Each line of the records that follow must come back exactly, with pictures skipped.

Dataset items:
+ + +

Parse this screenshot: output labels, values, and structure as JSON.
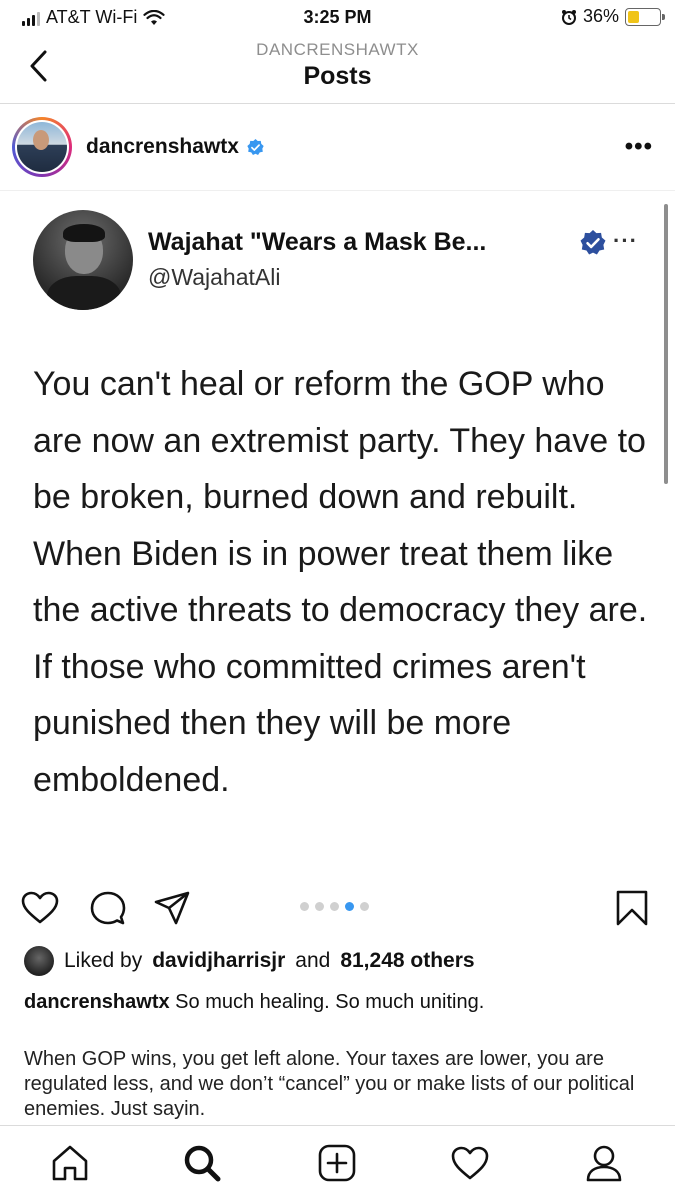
{
  "status_bar": {
    "carrier": "AT&T Wi-Fi",
    "time": "3:25 PM",
    "battery": "36%",
    "battery_level": 0.36,
    "icons": [
      "signal-icon",
      "wifi-icon",
      "alarm-icon",
      "battery-icon"
    ]
  },
  "header": {
    "subtitle": "DANCRENSHAWTX",
    "title": "Posts",
    "back_icon": "chevron-left-icon"
  },
  "post": {
    "username": "dancrenshawtx",
    "verified": true,
    "more_label": "•••",
    "tweet": {
      "name": "Wajahat \"Wears a Mask Be...",
      "handle": "@WajahatAli",
      "more_label": "···",
      "text": "You can't heal or reform the GOP who are now an extremist party. They have to be broken, burned down and rebuilt. When Biden is in power treat them like the active threats to democracy they are. If those who committed crimes aren't punished then they will be more emboldened."
    },
    "carousel": {
      "count": 5,
      "active_index": 3
    },
    "actions": [
      "heart-icon",
      "comment-icon",
      "share-icon",
      "bookmark-icon"
    ],
    "likes": {
      "prefix": "Liked by",
      "user": "davidjharrisjr",
      "joiner": "and",
      "others": "81,248 others"
    },
    "caption": {
      "username": "dancrenshawtx",
      "text": "So much healing. So much uniting.",
      "body": "When GOP wins, you get left alone. Your taxes are lower, you are regulated less, and we don’t “cancel” you or make lists of our political enemies. Just sayin."
    }
  },
  "tabbar": {
    "items": [
      "home-icon",
      "search-icon",
      "new-post-icon",
      "activity-icon",
      "profile-icon"
    ]
  },
  "colors": {
    "verified_blue": "#3897f0",
    "battery_yellow": "#f0c419",
    "divider": "#dbdbdb"
  }
}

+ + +

EXPECTED ANSWER:
Parse this screenshot: output labels, values, and structure as JSON.
{
  "status_bar": {
    "carrier": "AT&T Wi-Fi",
    "time": "3:25 PM",
    "battery": "36%",
    "battery_level": 0.36,
    "icons": [
      "signal-icon",
      "wifi-icon",
      "alarm-icon",
      "battery-icon"
    ]
  },
  "header": {
    "subtitle": "DANCRENSHAWTX",
    "title": "Posts",
    "back_icon": "chevron-left-icon"
  },
  "post": {
    "username": "dancrenshawtx",
    "verified": true,
    "more_label": "•••",
    "tweet": {
      "name": "Wajahat \"Wears a Mask Be...",
      "handle": "@WajahatAli",
      "more_label": "···",
      "text": "You can't heal or reform the GOP who are now an extremist party. They have to be broken, burned down and rebuilt. When Biden is in power treat them like the active threats to democracy they are. If those who committed crimes aren't punished then they will be more emboldened."
    },
    "carousel": {
      "count": 5,
      "active_index": 3
    },
    "actions": [
      "heart-icon",
      "comment-icon",
      "share-icon",
      "bookmark-icon"
    ],
    "likes": {
      "prefix": "Liked by",
      "user": "davidjharrisjr",
      "joiner": "and",
      "others": "81,248 others"
    },
    "caption": {
      "username": "dancrenshawtx",
      "text": "So much healing. So much uniting.",
      "body": "When GOP wins, you get left alone. Your taxes are lower, you are regulated less, and we don’t “cancel” you or make lists of our political enemies. Just sayin."
    }
  },
  "tabbar": {
    "items": [
      "home-icon",
      "search-icon",
      "new-post-icon",
      "activity-icon",
      "profile-icon"
    ]
  },
  "colors": {
    "verified_blue": "#3897f0",
    "battery_yellow": "#f0c419",
    "divider": "#dbdbdb"
  }
}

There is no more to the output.